The process of caring for somebody with dementia can be very challenging and pose a variety of different obstacles along the journey. With the right support and knowledge, however, becoming a carer can be extremely rewarding and provide a wholesome experience overall.

It is important that the transition into becoming a carer is handled carefully and that you are aware of as much information regarding dementia as possible. In doing so, you will be more prepared for the challenges that may occur in the future and possess the knowledge of how best to deal with them.

It is common that people do not actually realise that they are a ‘carer’. Particularly in cases where a person is looking after a partner, a parent or even a close friend, they may think of their assistance as simply ‘helping out’, rather than providing a service of care. This is an important distinction to make, as a carer can be eligible for a range of benefits.

You may want to consider requesting a carer’s assessment, which is able to suggest solutions that can make your life easier. This includes help with various errands such as housework and shopping, signposting connections to local support groups, recommending respite breaks and checks to see if you’re eligible for carer benefits.

What can I expect as a carer?

Caring for somebody who has dementia may cause multiple changes to your everyday life, these can include financial, psychological, emotional and physical alterations. Due to this, it is common for carers to feel frustrated during care, and guilty that they may not be doing a good enough job. It is essential to remember that there is no such thing as ‘perfect’ care or a ‘perfect carer’, because each person has different needs and requires care tailored to their circumstances.

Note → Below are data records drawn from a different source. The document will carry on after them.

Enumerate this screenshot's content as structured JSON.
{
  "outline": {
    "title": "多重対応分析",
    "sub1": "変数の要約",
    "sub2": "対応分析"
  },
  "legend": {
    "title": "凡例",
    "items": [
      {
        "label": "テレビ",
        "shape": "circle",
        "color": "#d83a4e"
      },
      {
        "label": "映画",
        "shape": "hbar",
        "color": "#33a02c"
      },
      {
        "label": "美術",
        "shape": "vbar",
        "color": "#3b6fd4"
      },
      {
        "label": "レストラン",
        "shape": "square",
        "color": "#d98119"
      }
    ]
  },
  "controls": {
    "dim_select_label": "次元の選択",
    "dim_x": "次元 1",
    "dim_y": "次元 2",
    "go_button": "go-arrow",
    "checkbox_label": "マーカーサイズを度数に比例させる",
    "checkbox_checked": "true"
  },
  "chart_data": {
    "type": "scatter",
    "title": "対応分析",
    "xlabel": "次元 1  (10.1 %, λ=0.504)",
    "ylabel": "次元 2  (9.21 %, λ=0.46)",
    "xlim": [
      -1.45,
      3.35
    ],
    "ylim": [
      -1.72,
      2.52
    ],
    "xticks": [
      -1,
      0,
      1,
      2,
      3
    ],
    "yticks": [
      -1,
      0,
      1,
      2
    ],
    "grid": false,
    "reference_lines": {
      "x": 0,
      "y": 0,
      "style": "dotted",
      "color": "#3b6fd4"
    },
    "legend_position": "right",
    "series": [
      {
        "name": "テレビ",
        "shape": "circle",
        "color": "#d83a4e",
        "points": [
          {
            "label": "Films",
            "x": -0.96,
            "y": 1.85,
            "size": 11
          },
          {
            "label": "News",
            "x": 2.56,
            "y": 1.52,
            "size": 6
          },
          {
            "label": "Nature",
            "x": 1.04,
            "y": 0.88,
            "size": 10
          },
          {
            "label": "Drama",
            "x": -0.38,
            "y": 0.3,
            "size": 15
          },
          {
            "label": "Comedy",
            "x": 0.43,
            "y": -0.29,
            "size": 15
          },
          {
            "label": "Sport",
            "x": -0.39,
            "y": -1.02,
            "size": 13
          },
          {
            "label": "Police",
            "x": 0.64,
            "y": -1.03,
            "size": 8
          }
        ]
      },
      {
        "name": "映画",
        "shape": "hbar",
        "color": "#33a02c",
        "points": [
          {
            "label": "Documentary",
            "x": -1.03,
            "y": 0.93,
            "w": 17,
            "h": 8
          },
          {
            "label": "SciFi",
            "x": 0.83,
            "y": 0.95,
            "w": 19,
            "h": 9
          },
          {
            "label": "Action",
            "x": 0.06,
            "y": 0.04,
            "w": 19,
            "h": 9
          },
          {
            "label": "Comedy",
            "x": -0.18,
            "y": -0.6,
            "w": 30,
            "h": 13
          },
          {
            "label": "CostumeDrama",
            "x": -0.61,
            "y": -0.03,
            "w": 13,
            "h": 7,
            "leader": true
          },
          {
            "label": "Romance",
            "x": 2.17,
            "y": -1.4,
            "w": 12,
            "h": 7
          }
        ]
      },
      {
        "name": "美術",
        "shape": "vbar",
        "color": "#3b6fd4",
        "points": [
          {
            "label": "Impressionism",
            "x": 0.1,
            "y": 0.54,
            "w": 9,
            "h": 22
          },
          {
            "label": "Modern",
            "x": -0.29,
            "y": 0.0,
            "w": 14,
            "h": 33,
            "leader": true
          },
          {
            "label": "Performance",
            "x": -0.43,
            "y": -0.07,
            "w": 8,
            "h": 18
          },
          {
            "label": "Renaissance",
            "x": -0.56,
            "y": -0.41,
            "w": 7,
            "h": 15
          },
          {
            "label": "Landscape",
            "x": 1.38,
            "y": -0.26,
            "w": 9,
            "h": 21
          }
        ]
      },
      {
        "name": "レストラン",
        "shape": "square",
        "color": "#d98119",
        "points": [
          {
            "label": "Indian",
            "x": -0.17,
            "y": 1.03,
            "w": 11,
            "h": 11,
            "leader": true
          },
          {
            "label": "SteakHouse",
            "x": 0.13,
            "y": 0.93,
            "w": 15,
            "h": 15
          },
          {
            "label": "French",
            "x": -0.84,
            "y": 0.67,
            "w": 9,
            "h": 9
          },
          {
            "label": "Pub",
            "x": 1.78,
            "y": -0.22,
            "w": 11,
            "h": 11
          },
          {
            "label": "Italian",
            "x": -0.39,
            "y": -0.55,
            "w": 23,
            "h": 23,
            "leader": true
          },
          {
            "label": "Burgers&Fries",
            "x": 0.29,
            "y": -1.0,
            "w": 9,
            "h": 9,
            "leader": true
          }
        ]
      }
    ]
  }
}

In the earlier stages of dementia, the person effected may be able to live their life completely the same as they always have. However, as time goes on, unfortunately they will begin to forget information, struggle to concentrate and may even find it difficult to follow conversations. These changes can be extremely frustrating for the person and they may start to act differently to normal. The role of a carer is to do their best to minimise the anxiety, stress and fear felt by the person as these changes occur.

What can I do to help?

Although it is important to monitor the person with dementia and make sure that they remain safe, it is also important to help them to feel independent. In doing so, their levels of confidence increase and they are able to retain the feeling of self-sustainability.

Below are some tips that can help to facilitate this:

Involving the person in simple activities such as shopping, laying the table, gardening, taking the dog for a walk can help to give the person a feeling of purpose and a sense of normality.

Making slight amendments to the person’s household can help to make their life easier. These can include things such as adding memory aids (i.e. labels, signs) to doors and cupboards, incorporating bright, vibrant colours into the environment in order to help with the person’s depth perception and to identify different items, considering/removing any possible hazards that may cause a problem to the person (i.e. clutter, exposed wires, glass furniture).

A person with dementia can sometimes not realise that they feel hungry or thirsty and are prone to not recognising or remembering what they like to eat and drink. In order to remedy this, if they are able to, it can be helpful to involve the person in the food and drink preparation. This allows the person to connect visually with the food and drink, which can help to engage their recall. In addition to this, the tastes of a person with dementia can also change, so be prepared for them to opt for stronger flavours or sweeter foods and drinks than before.

Caring for yourself

When you care for a loved one it’s easy to forget about your own needs and it can be difficult to find time for yourself. It is common for a carer to assume that their own health is fine without any real inspection, as they feel that there are more pressing matters at hand than individual self-care. However, it is important to remember that if you are able to maintain a healthy wellbeing yourself, by extension, it is likely that you will be able to provide better help and care to others.

Caring for somebody with dementia can have a substantial emotional effect on a carer. The dementia journey is likely to elicit a wide range of feelings within the carer, which can often change quickly and occur simultaneously. This mix of emotions can be confusing to encounter and difficult to come to terms with.

It is important to remember that you are not alone, and that there are many other carers who will feel the same as you. It can be helpful to try to understand why you are experiencing these feelings, as this awareness will allow you to be more emotionally prepared and allow you to discover connections between certain feelings and certain situations.

It is also very important to try to invest in some ‘you time’, when you can channel your energy into your hobbies and interests or anything that you may find enjoyable. Taking your mind off of your caring responsibilities can help to recharge your batteries.

It can be helpful to make a weekly plan when you can schedule some time off for yourself, this gives the caring regime some structure and allows yourself something to look forward too. Carer breaks and respite care can also be an effective way for carers to take time out to look after themselves and help to prevent any feelings of exhaustion or burnout.

If you feel you are struggling to cope, then please do not hesitate to contact us to see what support we can offer you.

How and where to access support

For more information regarding caring for somebody with dementia, please click here.

For more information regarding a carer’s assessment, please click here.

For sources of support, see our local support search.

For more information regarding a dementia friendly home, please click here.

For more information regarding carer wellbeing, please click here.

For more information regarding carer breaks and respite care, please click here.

The most recent Dementia Report for ‘Supporting People with Dementia and Their Carers’ (2021-22) can also be accessed by clicking here.